Today’s solar panels are well-made. They are built solidly in order to guarantee the longest possible working life. But eventually there does come a time when they stop working. Due to age or damage, for instance. Or because the owner decides to replace them. This is where recycling comes in. The European Union has made the collection of old panels compulsory since February 2014. Already, huge stockpiles are building up as they await recycling. So what do we do with the aluminium frame, the plate glass, the cells and the conductors? Modern panels are put together so well that they are almost impossible to dismantle. In practice, the frame and electrical connection box are removed and the rest simply crushed, with the shattered glass then recycled. Larger pieces of metal and the so-called “fluff” remnants are also recovered. But most of what is left is treated as waste and dumped.

To improve this situation, we gathered a group of colleagues from every corner of ECN around a table. The challenge: how can we modify the designs of all kinds of panel – crystalline, thin film and polymer – to make it easier to replace individual parts and to recycle as many components as possible separately. What elements or materials are unnecessary, or can be substituted with smarter alternatives? There was only one precondition: the panel’s working life must not be compromised. I was amazed by the clever ideas put forward – more than 90 in all. Why had we never thought of this before? For example, why not use materials that lose their adhesive strength at high temperatures or under X-rays or ultraviolet light. Or develop glass modules in which the cells hang separately?

That simple brainstorming session has fired our enthusiasm. Solar panels really can be designed in a more sustainable way. Without undermining their essential properties, we can bolster their “green’ image. We have now divided our proposed improvements into five groups for the development of better technologies: glass-glass modules, glass-polymer modules, polymer modules, modules with sacrificial layers and modules incorporating recycled biobased materials. We also want to look beyond our “sandpit” in Petten, so we are going to contact the packaging sector, recycling firms and the motor industry. What can we learn from cost-efficient upgrades in car production? How far can we go with recycling? Who is responsible for reuse and what are the benefits of recycling on a larger scale?

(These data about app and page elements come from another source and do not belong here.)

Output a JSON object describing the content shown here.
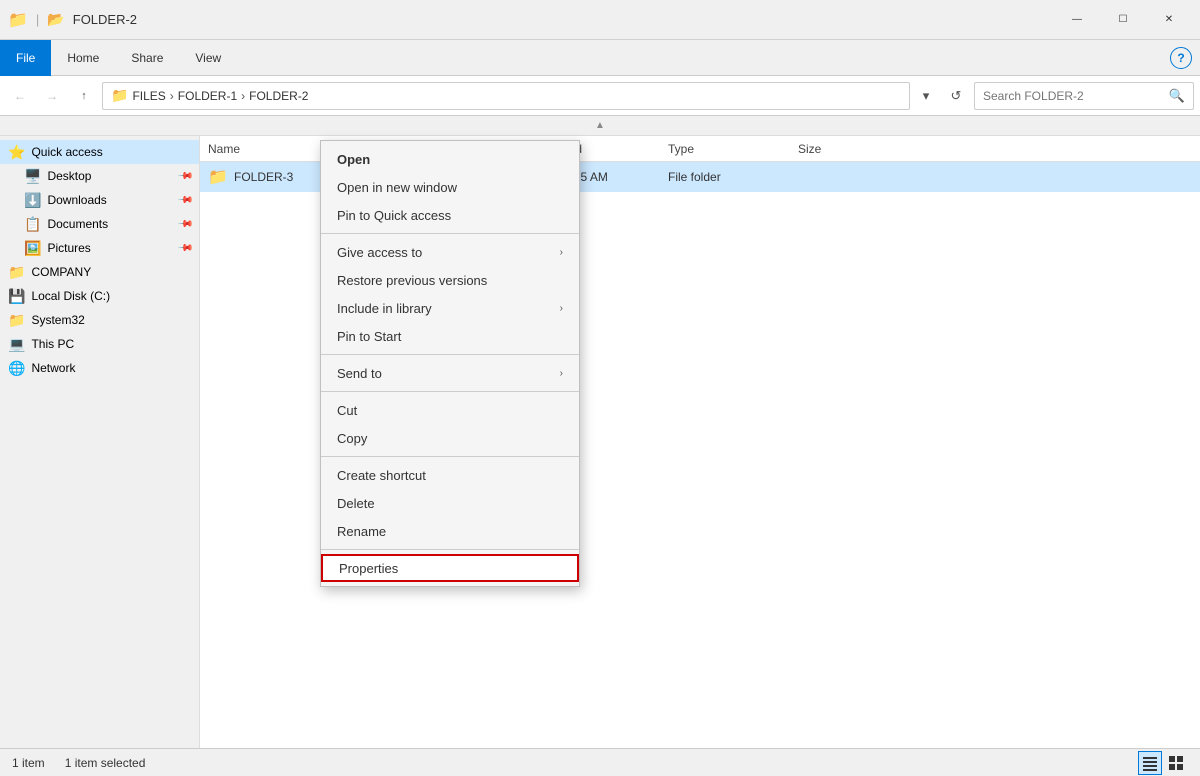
{
  "titleBar": {
    "title": "FOLDER-2",
    "windowControls": {
      "minimize": "—",
      "maximize": "☐",
      "close": "✕"
    }
  },
  "ribbon": {
    "tabs": [
      "File",
      "Home",
      "Share",
      "View"
    ],
    "activeTab": "File",
    "helpIcon": "?"
  },
  "addressBar": {
    "back": "←",
    "forward": "→",
    "up": "↑",
    "pathParts": [
      "FILES",
      "FOLDER-1",
      "FOLDER-2"
    ],
    "searchPlaceholder": "Search FOLDER-2",
    "refreshIcon": "↺"
  },
  "columnHeaders": {
    "name": "Name",
    "dateModified": "Date modified",
    "type": "Type",
    "size": "Size"
  },
  "sidebar": {
    "quickAccess": {
      "label": "Quick access",
      "items": [
        {
          "label": "Desktop",
          "pinned": true,
          "icon": "desktop"
        },
        {
          "label": "Downloads",
          "pinned": true,
          "icon": "downloads"
        },
        {
          "label": "Documents",
          "pinned": true,
          "icon": "documents"
        },
        {
          "label": "Pictures",
          "pinned": true,
          "icon": "pictures"
        }
      ]
    },
    "items": [
      {
        "label": "COMPANY",
        "icon": "folder"
      },
      {
        "label": "Local Disk (C:)",
        "icon": "disk"
      },
      {
        "label": "System32",
        "icon": "folder"
      }
    ],
    "thisPC": {
      "label": "This PC",
      "icon": "thispc"
    },
    "network": {
      "label": "Network",
      "icon": "network"
    }
  },
  "fileList": {
    "files": [
      {
        "name": "FOLDER-3",
        "dateModified": "6/5/2020 11:35 AM",
        "type": "File folder",
        "size": "",
        "selected": true
      }
    ]
  },
  "contextMenu": {
    "items": [
      {
        "label": "Open",
        "bold": true,
        "separator_after": false
      },
      {
        "label": "Open in new window",
        "separator_after": false
      },
      {
        "label": "Pin to Quick access",
        "separator_after": true
      },
      {
        "label": "Give access to",
        "hasArrow": true,
        "separator_after": false
      },
      {
        "label": "Restore previous versions",
        "separator_after": false
      },
      {
        "label": "Include in library",
        "hasArrow": true,
        "separator_after": false
      },
      {
        "label": "Pin to Start",
        "separator_after": true
      },
      {
        "label": "Send to",
        "hasArrow": true,
        "separator_after": true
      },
      {
        "label": "Cut",
        "separator_after": false
      },
      {
        "label": "Copy",
        "separator_after": true
      },
      {
        "label": "Create shortcut",
        "separator_after": false
      },
      {
        "label": "Delete",
        "separator_after": false
      },
      {
        "label": "Rename",
        "separator_after": true
      },
      {
        "label": "Properties",
        "highlighted": true,
        "separator_after": false
      }
    ]
  },
  "statusBar": {
    "itemCount": "1 item",
    "selectedCount": "1 item selected"
  }
}
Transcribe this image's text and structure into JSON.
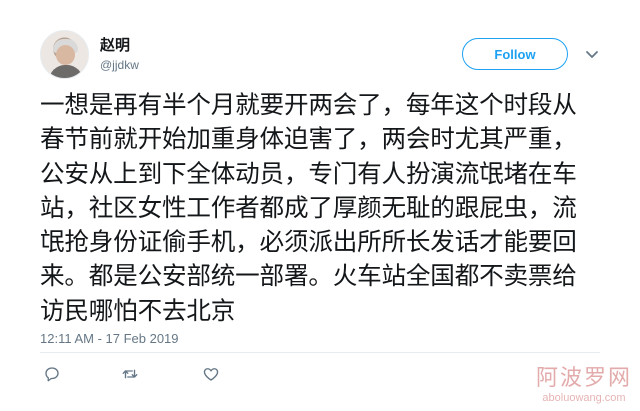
{
  "tweet": {
    "author": {
      "display_name": "赵明",
      "handle": "@jjdkw"
    },
    "follow_label": "Follow",
    "text": "一想是再有半个月就要开两会了，每年这个时段从春节前就开始加重身体迫害了，两会时尤其严重，公安从上到下全体动员，专门有人扮演流氓堵在车站，社区女性工作者都成了厚颜无耻的跟屁虫，流氓抢身份证偷手机，必须派出所所长发话才能要回来。都是公安部统一部署。火车站全国都不卖票给访民哪怕不去北京",
    "timestamp": "12:11 AM - 17 Feb 2019",
    "actions": {
      "reply_icon": "reply-icon",
      "retweet_icon": "retweet-icon",
      "like_icon": "heart-icon"
    }
  },
  "watermark": {
    "title": "阿波罗网",
    "url": "aboluowang.com"
  },
  "colors": {
    "accent": "#1da1f2",
    "text": "#14171a",
    "secondary": "#657786",
    "divider": "#e6ecf0"
  }
}
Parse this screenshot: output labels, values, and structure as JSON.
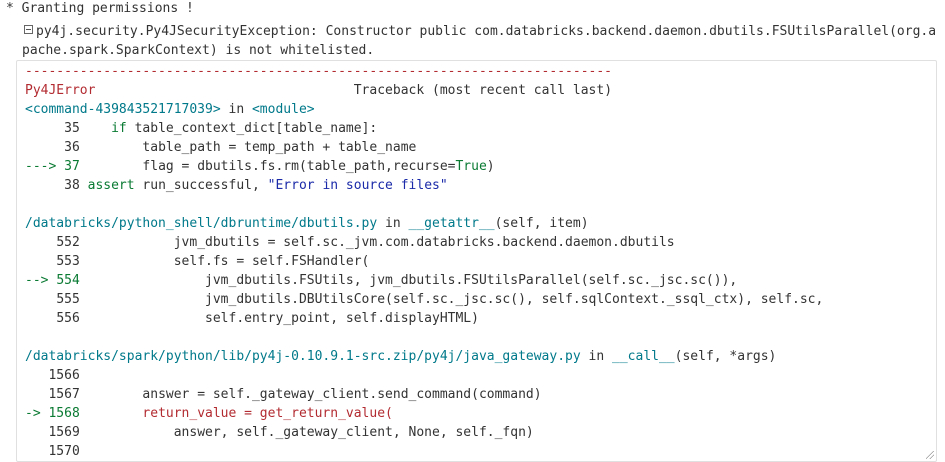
{
  "header": {
    "granting": "* Granting permissions !"
  },
  "exception": {
    "message": "py4j.security.Py4JSecurityException: Constructor public com.databricks.backend.daemon.dbutils.FSUtilsParallel(org.apache.spark.SparkContext) is not whitelisted."
  },
  "traceback": {
    "separator": "---------------------------------------------------------------------------",
    "error_name": "Py4JError",
    "header_right": "Traceback (most recent call last)",
    "frames": [
      {
        "location": "<command-439843521717039>",
        "in_word": " in ",
        "func": "<module>",
        "args": "",
        "lines": [
          {
            "arrow": "     ",
            "num": "35",
            "code": "    if table_context_dict[table_name]:"
          },
          {
            "arrow": "     ",
            "num": "36",
            "code": "        table_path = temp_path + table_name"
          },
          {
            "arrow": "---> ",
            "num": "37",
            "code": "        flag = dbutils.fs.rm(table_path,recurse=True)"
          },
          {
            "arrow": "     ",
            "num": "38",
            "code": " assert run_successful, \"Error in source files\""
          }
        ]
      },
      {
        "location": "/databricks/python_shell/dbruntime/dbutils.py",
        "in_word": " in ",
        "func": "__getattr__",
        "args": "(self, item)",
        "lines": [
          {
            "arrow": "    ",
            "num": "552",
            "code": "            jvm_dbutils = self.sc._jvm.com.databricks.backend.daemon.dbutils"
          },
          {
            "arrow": "    ",
            "num": "553",
            "code": "            self.fs = self.FSHandler("
          },
          {
            "arrow": "--> ",
            "num": "554",
            "code": "                jvm_dbutils.FSUtils, jvm_dbutils.FSUtilsParallel(self.sc._jsc.sc()),"
          },
          {
            "arrow": "    ",
            "num": "555",
            "code": "                jvm_dbutils.DBUtilsCore(self.sc._jsc.sc(), self.sqlContext._ssql_ctx), self.sc,"
          },
          {
            "arrow": "    ",
            "num": "556",
            "code": "                self.entry_point, self.displayHTML)"
          }
        ]
      },
      {
        "location": "/databricks/spark/python/lib/py4j-0.10.9.1-src.zip/py4j/java_gateway.py",
        "in_word": " in ",
        "func": "__call__",
        "args": "(self, *args)",
        "lines": [
          {
            "arrow": "   ",
            "num": "1566",
            "code": ""
          },
          {
            "arrow": "   ",
            "num": "1567",
            "code": "        answer = self._gateway_client.send_command(command)"
          },
          {
            "arrow": "-> ",
            "num": "1568",
            "code": "        return_value = get_return_value("
          },
          {
            "arrow": "   ",
            "num": "1569",
            "code": "            answer, self._gateway_client, None, self._fqn)"
          },
          {
            "arrow": "   ",
            "num": "1570",
            "code": ""
          }
        ]
      }
    ]
  },
  "colors": {
    "error_red": "#b22b31",
    "location_teal": "#00798a",
    "arrow_green": "#0a7a33",
    "string_blue": "#1a2aa8"
  }
}
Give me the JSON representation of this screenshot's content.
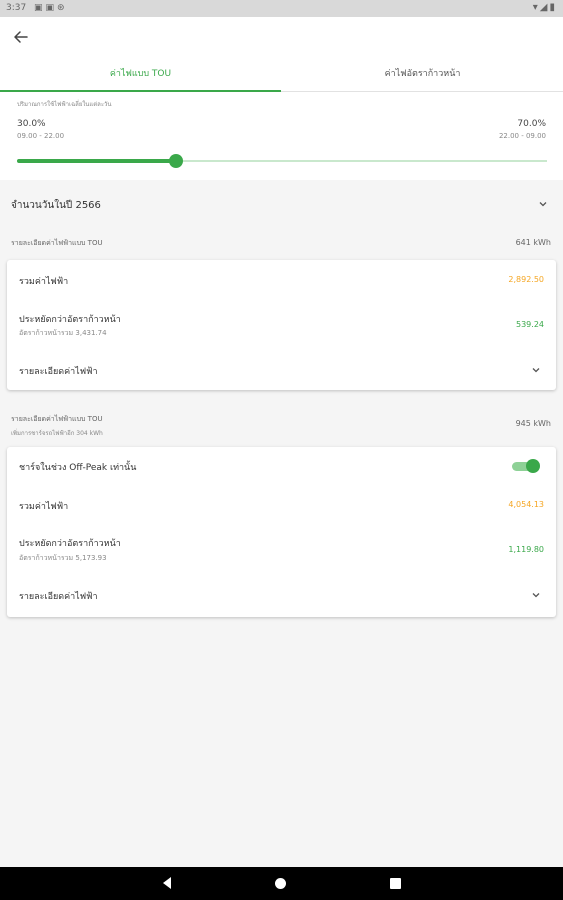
{
  "status_bar": {
    "time": "3:37"
  },
  "tabs": [
    {
      "label": "ค่าไฟแบบ TOU",
      "active": true
    },
    {
      "label": "ค่าไฟอัตราก้าวหน้า",
      "active": false
    }
  ],
  "usage_ratio": {
    "caption": "ปริมาณการใช้ไฟฟ้าเฉลี่ยในแต่ละวัน",
    "peak_percent": "30.0%",
    "peak_hours": "09.00 - 22.00",
    "offpeak_percent": "70.0%",
    "offpeak_hours": "22.00 - 09.00",
    "slider_value": 0.3
  },
  "days_selector": {
    "label": "จำนวนวันในปี 2566"
  },
  "tou_section": {
    "label": "รายละเอียดค่าไฟฟ้าแบบ TOU",
    "kwh": "641 kWh",
    "total_label": "รวมค่าไฟฟ้า",
    "total_value": "2,892.50",
    "saving_label": "ประหยัดกว่าอัตราก้าวหน้า",
    "saving_sub": "อัตราก้าวหน้ารวม 3,431.74",
    "saving_value": "539.24",
    "detail_label": "รายละเอียดค่าไฟฟ้า"
  },
  "ev_section": {
    "label": "รายละเอียดค่าไฟฟ้าแบบ TOU",
    "sub": "เพิ่มการชาร์จรถไฟฟ้าอีก 304 kWh",
    "kwh": "945 kWh",
    "offpeak_toggle_label": "ชาร์จในช่วง Off-Peak เท่านั้น",
    "offpeak_toggle_on": true,
    "total_label": "รวมค่าไฟฟ้า",
    "total_value": "4,054.13",
    "saving_label": "ประหยัดกว่าอัตราก้าวหน้า",
    "saving_sub": "อัตราก้าวหน้ารวม 5,173.93",
    "saving_value": "1,119.80",
    "detail_label": "รายละเอียดค่าไฟฟ้า"
  },
  "colors": {
    "accent": "#3aa84a",
    "cost": "#f5a623"
  }
}
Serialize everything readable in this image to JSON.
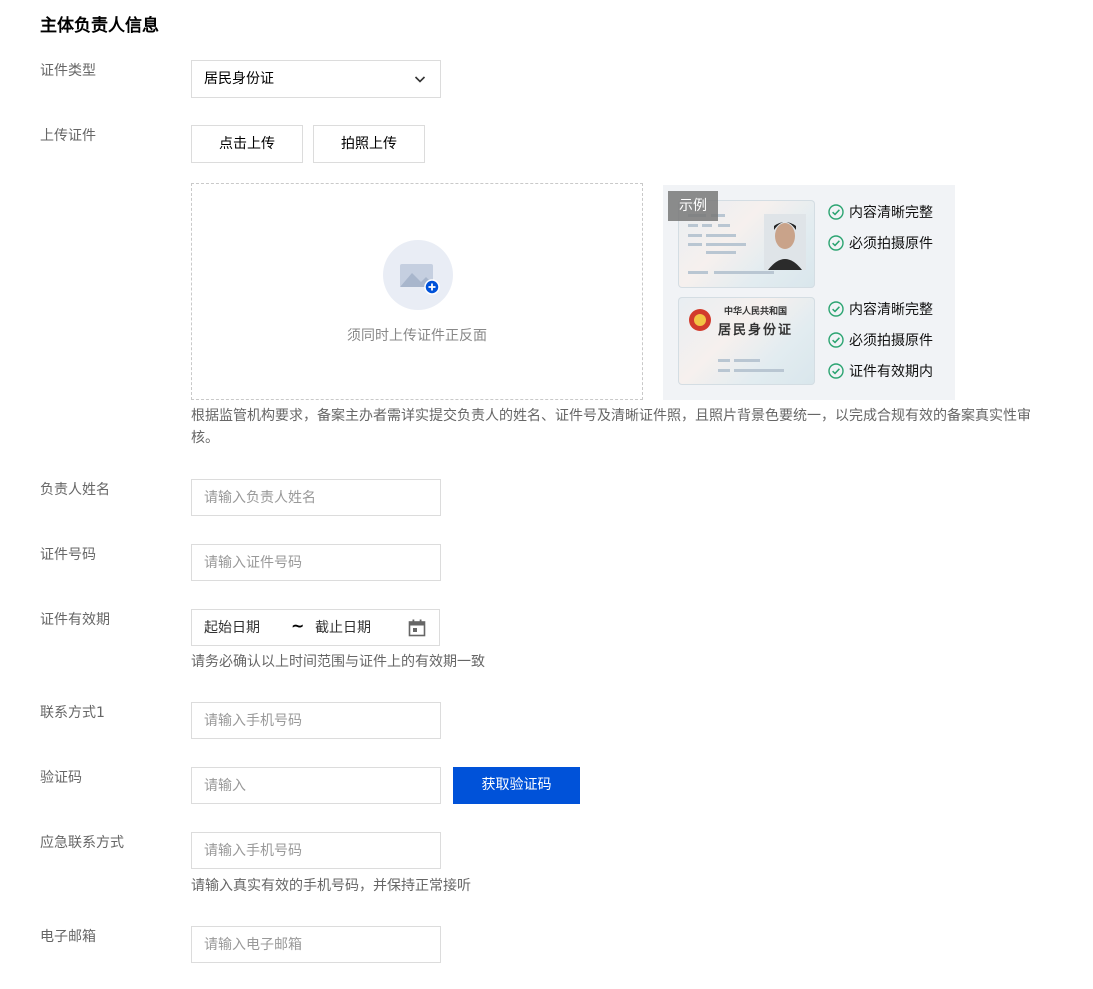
{
  "section_title": "主体负责人信息",
  "id_type": {
    "label": "证件类型",
    "value": "居民身份证"
  },
  "upload": {
    "label": "上传证件",
    "click_upload_label": "点击上传",
    "photo_upload_label": "拍照上传",
    "dropzone_text": "须同时上传证件正反面",
    "example": {
      "tag": "示例",
      "front_checks": [
        "内容清晰完整",
        "必须拍摄原件"
      ],
      "back_checks": [
        "内容清晰完整",
        "必须拍摄原件",
        "证件有效期内"
      ],
      "back_card_title_line1": "中华人民共和国",
      "back_card_title_line2": "居民身份证"
    },
    "notice": "根据监管机构要求，备案主办者需详实提交负责人的姓名、证件号及清晰证件照，且照片背景色要统一，以完成合规有效的备案真实性审核。"
  },
  "name": {
    "label": "负责人姓名",
    "placeholder": "请输入负责人姓名"
  },
  "id_number": {
    "label": "证件号码",
    "placeholder": "请输入证件号码"
  },
  "validity": {
    "label": "证件有效期",
    "start_placeholder": "起始日期",
    "separator": "~",
    "end_placeholder": "截止日期",
    "hint": "请务必确认以上时间范围与证件上的有效期一致"
  },
  "contact1": {
    "label": "联系方式1",
    "placeholder": "请输入手机号码"
  },
  "code": {
    "label": "验证码",
    "placeholder": "请输入",
    "button": "获取验证码"
  },
  "emergency": {
    "label": "应急联系方式",
    "placeholder": "请输入手机号码",
    "hint": "请输入真实有效的手机号码，并保持正常接听"
  },
  "email": {
    "label": "电子邮箱",
    "placeholder": "请输入电子邮箱"
  },
  "colors": {
    "primary": "#0052d9",
    "check_green": "#2ba471",
    "upload_plus": "#0052d9"
  }
}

Do you have a contribution to make on this subject? ECN welcomes your ideas, practical examples and project proposals. Please contact Maurice Goris.



Category: Mei, Solar Energy, Corporate